* [TRY IT] The required answer is every line of the data containing the word "value".

=== Section Start ===

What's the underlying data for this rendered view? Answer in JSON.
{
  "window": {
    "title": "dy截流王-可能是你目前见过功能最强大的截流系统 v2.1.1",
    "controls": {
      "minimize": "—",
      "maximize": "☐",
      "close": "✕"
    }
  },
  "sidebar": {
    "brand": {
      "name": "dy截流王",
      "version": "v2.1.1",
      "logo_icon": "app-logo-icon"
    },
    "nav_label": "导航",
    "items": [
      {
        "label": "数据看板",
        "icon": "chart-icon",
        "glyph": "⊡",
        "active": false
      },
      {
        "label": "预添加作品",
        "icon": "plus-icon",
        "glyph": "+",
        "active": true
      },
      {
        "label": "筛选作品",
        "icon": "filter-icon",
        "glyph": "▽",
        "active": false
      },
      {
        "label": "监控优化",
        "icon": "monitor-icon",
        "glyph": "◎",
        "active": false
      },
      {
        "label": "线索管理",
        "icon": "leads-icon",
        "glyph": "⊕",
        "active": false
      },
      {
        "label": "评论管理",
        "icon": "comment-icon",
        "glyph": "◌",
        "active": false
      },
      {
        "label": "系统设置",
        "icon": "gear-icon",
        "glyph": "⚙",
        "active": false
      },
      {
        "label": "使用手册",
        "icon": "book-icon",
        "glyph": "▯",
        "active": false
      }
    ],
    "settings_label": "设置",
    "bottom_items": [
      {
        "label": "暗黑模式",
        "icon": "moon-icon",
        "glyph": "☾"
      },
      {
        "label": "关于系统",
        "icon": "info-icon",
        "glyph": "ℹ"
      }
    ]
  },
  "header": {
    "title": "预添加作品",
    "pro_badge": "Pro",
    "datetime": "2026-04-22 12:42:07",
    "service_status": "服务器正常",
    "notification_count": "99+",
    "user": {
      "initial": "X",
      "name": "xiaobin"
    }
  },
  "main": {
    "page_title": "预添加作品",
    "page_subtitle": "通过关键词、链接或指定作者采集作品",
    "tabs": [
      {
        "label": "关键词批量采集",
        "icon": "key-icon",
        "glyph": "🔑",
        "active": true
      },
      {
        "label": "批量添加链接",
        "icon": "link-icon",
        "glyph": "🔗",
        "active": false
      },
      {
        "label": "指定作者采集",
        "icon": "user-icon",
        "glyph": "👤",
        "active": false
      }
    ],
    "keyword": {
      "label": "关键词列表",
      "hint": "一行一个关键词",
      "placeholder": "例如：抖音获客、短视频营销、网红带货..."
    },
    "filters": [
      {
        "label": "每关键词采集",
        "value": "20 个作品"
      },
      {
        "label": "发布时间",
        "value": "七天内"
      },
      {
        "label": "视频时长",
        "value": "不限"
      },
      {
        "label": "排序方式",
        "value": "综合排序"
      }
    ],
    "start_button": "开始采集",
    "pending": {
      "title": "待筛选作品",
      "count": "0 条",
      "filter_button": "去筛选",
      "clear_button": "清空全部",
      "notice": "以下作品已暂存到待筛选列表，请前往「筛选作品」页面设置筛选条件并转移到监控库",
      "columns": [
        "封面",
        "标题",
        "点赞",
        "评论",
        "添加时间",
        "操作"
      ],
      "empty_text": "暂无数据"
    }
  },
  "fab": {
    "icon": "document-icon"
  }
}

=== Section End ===

* [COMPLETED EXERCISE]
        "value": "20 个作品"
        "value": "七天内"
        "value": "不限"
        "value": "综合排序"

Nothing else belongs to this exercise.